What needs to be done - Copy, from the data below, every line that has "Marathon" in it.

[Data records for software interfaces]
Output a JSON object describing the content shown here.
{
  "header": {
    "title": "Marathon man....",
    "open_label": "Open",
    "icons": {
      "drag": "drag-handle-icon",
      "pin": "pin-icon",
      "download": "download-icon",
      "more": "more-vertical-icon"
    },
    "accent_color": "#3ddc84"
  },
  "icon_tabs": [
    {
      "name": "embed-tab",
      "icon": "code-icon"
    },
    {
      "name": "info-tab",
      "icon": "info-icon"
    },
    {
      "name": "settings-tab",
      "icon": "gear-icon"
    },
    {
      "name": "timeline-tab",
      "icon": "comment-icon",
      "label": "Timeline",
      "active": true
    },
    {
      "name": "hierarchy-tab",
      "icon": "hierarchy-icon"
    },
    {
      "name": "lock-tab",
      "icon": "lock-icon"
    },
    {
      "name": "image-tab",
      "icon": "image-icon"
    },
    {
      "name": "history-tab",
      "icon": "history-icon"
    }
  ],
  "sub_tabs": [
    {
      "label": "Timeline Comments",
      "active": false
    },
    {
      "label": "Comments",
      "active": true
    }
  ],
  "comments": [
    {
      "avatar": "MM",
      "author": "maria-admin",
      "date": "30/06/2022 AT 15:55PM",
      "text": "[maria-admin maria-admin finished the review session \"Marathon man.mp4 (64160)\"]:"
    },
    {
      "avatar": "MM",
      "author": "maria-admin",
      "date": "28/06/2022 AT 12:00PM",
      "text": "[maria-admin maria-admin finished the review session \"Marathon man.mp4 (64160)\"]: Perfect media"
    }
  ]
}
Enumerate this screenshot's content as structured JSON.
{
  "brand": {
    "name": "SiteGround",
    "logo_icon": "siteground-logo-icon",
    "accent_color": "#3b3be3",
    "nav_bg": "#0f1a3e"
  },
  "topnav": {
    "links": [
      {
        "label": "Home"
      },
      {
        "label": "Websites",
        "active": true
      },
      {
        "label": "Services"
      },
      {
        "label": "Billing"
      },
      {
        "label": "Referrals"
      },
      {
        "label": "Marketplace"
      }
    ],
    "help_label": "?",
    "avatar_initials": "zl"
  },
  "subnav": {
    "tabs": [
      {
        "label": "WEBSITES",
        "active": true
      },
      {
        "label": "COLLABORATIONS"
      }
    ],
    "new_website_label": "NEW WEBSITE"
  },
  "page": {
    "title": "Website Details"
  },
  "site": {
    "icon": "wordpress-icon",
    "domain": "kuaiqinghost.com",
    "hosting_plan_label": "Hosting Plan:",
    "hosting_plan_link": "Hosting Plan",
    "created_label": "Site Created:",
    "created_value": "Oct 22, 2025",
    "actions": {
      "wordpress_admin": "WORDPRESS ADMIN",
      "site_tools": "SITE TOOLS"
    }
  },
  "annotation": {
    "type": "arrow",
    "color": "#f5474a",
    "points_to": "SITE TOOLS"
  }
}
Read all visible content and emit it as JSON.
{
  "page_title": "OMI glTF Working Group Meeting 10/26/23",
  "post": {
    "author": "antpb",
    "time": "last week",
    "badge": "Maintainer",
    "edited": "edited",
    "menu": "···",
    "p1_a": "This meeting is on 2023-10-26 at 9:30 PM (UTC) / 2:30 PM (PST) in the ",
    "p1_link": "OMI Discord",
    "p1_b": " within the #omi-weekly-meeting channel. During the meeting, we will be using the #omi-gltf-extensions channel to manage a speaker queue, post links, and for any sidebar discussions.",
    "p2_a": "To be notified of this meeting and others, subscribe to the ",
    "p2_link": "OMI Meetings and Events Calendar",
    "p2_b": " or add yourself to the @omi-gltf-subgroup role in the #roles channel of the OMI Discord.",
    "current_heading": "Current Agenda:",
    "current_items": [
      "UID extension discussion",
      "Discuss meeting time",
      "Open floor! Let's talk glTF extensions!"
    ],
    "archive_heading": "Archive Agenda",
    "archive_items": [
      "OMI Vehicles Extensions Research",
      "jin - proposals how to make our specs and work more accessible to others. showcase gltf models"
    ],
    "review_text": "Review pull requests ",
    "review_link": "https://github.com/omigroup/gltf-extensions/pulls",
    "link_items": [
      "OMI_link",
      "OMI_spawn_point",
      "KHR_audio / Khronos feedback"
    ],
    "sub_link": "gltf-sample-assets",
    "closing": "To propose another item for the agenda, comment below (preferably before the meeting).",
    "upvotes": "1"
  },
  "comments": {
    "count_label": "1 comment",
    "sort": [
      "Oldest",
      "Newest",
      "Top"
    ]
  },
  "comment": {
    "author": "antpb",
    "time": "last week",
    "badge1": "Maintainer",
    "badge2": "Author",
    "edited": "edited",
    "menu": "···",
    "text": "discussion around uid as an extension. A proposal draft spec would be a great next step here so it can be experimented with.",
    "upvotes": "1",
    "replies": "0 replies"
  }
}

Output below -
    "title": "Marathon man....",
      "text": "[maria-admin maria-admin finished the review session \"Marathon man.mp4 (64160)\"]:"
      "text": "[maria-admin maria-admin finished the review session \"Marathon man.mp4 (64160)\"]: Perfect media"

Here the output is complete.